Question: What does the Bible say should be done with a rebellious child?
Answer: When a child exhibits rebellious behavior, there can be a number of reasons for this. Hard, unloving and critical upbringing will almost always result in some kind of rebellion. Even the most docile child will revolt – either inwardly or outwardly – when receiving such treatment. Of course, this kind of upbringing must be avoided. In addition, it is natural for a teenager with some degree of rebellion against his or her parents as they slowly withdraw from their families in the process of establishing their own lives and identities.
Assuming that the rebellious child by nature has a personality with a strong will, it will be characterized by a tendency where it tries boundaries, has a dominant need to control, and insists on resisting all authority. In other words, the child is characterized by rebellion. In addition, these strong-willed, rebellious children are often intelligent, and can “figure out” situations at an incredible rate, and find ways to control the circumstances and people around them. For their parents, these kids can be an incredibly difficult ordeal and exhausting challenge.
Fortunately, God has created children like them and what they are. He loves them, and he has not left his parents without resources to meet this challenge. Biblical principles exist to take care of rebellious, strong-willed children through grace. First, we read in Proverbs 22: 6, “Encourage the boy to follow the path he should walk, even as he grows old he will not depart from it.” The path that every child should walk is directed against God. It is vital for all children to be trained in the Word of God as they need to understand who God is and how to best serve him. With the strong-willed child, it will help a lot along the way to understand what motivates it – the desire to be in control – so that it can find the “way” in life. The rebellious child is a child who must learn to understand, that it does not decide all over the world – for God does – and that it simply has to learn to do things in God’s way. This requires parents to be absolutely convinced of this truth and live by it. When a parent lives in rebellion against God, it will not be able to convince its child that it should submit.
Once it has been established that it is God who sets the agenda, parents must anchor the child’s mind to understand that they are God’s tools and will do every thing and everything necessary for God’s plan with their families to be carried out. A rebellious child must learn that God’s plan is for the parents to lead and the child to follow. There must be no weaknesses in this area. The strong-willed child can see long-term indecision and will immediately try to take the leadership role and take control. It is vital for the strong-willed child to learn the principle of subjugating authority. If one does not learn to submit as a child, the future will be characterized by conflicts with all kinds of authority, including employers, the police, the court, and military leaders. Romans 13: 1-5 clearly shows,
In addition, a strong-willed child will only willingly follow the rules and laws when they make sense of it. Give him a good reason for him to follow a rule, always repeat the truth that we do things in God’s way and that it is not negotiable. Explain that God has given parents the responsibility to love and discipline their children, and if they do not, it means that parents are disobedient to Him. But as often as possible, the child should be given the opportunity to help make decisions so that they do not feel completely powerless.
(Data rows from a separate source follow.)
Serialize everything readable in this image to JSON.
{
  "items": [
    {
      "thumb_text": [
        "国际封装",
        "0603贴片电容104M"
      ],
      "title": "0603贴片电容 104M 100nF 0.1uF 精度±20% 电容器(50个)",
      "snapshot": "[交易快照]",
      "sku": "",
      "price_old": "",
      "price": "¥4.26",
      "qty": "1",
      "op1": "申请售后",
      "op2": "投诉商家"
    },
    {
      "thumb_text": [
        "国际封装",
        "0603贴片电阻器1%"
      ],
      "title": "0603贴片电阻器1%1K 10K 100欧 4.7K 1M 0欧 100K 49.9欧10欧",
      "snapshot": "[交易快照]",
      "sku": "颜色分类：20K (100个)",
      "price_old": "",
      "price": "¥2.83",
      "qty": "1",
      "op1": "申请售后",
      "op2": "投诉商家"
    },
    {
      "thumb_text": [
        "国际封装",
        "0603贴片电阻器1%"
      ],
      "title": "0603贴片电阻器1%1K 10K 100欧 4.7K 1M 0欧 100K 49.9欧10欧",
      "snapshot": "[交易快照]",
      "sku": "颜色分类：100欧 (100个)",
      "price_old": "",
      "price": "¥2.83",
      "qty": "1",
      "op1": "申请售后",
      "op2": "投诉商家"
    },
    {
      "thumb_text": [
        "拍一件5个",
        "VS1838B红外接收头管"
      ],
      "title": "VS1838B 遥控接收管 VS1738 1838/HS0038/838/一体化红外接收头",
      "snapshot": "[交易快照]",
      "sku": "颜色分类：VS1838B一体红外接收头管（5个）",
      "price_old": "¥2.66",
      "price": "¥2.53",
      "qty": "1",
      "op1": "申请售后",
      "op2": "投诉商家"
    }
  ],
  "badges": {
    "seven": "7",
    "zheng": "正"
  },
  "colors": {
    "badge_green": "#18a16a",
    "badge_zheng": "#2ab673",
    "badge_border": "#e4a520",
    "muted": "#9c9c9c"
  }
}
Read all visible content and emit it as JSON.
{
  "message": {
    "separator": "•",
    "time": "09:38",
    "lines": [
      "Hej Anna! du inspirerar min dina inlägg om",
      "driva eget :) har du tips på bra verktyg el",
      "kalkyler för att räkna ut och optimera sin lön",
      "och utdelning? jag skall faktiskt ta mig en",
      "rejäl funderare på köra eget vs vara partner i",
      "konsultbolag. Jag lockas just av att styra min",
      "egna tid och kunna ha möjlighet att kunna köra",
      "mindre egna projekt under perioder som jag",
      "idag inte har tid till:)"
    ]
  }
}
For example, going to church is not negotiable because God commands us to gather with other believers (Hebrews 10:25), but children may have something to say (within the bounds of reasonableness) regarding their attire where the family sits, etc. Give them projects where they can provide input,
Furthermore, one should be consistent and patient in their upbringing. Parents must try not to raise their voices or raise their hands in anger, or let the temper run off with them. This will give the strong child a sense of control as he / she wants and he / she will quickly find out how to frustrate you to the limit where you react to your emotions. Often, when trying with physical discipline, it fails because these children enjoy pushing their parents to the breaking point, even so much that they consider a bit of pain to be a reasonable price to pay for it. Often, parents of strong-willed children tell children to laugh at them when they get their beating, so beating is probably not the best way to discipline them. There may not be any area in life,
No matter how desperate it may be to raise these children, parents can find comfort in God’s promise not to allow us to be tempted by ability (1 Corinthians 10:13). If God gives them a willpowered child, parents can rest assured that he has not made a mistake and that he will provide them with the guidance and resources they need for this task. In a parent’s life, there may be no other place where “praying incessantly” (1 Thessalonians 5:17) makes more sense than with a strong, young person. The parents of these children must spend much of their time on their knees before the Lord, asking for wisdom that He has promised to give (James 1: 5). In the end, there is comfort in knowing that strong-willed children who are properly raised will often grow up to become high-achieving, successful, adult people.